## [REQUIRED ACTION]
Every line of the data that includes "Dari" should be copied out.

## [GIVEN RECORDS]
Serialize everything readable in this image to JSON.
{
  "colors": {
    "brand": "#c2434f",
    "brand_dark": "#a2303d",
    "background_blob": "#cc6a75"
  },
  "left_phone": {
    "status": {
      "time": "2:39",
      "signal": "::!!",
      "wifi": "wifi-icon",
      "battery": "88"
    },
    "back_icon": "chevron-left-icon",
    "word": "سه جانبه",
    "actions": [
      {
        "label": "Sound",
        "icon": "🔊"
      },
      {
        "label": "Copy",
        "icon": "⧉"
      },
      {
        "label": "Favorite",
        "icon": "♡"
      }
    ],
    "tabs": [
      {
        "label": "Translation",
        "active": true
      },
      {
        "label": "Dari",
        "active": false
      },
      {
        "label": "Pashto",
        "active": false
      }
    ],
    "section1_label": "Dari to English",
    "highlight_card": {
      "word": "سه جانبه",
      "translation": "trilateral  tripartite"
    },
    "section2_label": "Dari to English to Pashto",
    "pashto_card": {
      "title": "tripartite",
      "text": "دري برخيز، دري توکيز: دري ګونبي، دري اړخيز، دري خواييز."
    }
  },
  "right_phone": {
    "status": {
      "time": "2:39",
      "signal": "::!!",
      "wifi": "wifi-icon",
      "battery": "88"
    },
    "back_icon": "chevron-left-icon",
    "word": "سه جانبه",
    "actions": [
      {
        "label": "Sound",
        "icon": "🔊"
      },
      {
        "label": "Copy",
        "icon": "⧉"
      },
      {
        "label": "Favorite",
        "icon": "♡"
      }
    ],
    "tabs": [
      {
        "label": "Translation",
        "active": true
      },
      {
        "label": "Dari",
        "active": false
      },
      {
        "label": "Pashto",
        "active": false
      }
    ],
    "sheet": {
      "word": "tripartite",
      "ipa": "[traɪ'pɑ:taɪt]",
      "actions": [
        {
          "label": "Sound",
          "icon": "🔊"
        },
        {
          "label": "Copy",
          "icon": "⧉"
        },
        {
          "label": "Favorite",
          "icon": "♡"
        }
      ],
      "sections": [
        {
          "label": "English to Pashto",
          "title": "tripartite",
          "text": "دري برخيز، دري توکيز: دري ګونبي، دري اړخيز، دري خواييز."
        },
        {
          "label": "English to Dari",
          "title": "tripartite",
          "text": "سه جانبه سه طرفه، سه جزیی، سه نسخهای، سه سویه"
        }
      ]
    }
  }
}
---
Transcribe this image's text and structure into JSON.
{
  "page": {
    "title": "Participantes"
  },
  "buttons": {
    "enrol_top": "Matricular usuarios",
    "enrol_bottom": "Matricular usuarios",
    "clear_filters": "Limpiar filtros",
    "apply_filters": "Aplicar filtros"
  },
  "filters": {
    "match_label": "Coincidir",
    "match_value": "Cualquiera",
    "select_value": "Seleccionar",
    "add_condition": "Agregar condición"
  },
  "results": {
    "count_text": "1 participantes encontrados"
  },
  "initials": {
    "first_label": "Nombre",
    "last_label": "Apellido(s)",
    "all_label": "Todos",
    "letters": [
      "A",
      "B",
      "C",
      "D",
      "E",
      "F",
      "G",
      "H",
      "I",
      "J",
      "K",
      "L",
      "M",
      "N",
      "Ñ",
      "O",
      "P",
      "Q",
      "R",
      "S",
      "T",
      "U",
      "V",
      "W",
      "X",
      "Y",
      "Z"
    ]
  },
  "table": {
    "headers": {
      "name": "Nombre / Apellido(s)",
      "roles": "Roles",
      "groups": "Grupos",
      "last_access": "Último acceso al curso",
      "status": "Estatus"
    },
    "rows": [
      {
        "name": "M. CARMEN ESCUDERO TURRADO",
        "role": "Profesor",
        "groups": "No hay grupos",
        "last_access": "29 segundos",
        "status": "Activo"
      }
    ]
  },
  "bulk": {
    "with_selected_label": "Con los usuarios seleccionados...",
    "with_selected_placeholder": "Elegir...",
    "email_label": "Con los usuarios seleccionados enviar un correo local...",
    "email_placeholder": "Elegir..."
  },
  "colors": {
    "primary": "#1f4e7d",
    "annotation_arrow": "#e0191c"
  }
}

## [WRITTEN SOLUTION]
        "label": "Dari",
    "section1_label": "Dari to English",
    "section2_label": "Dari to English to Pashto",
        "label": "Dari",
          "label": "English to Dari",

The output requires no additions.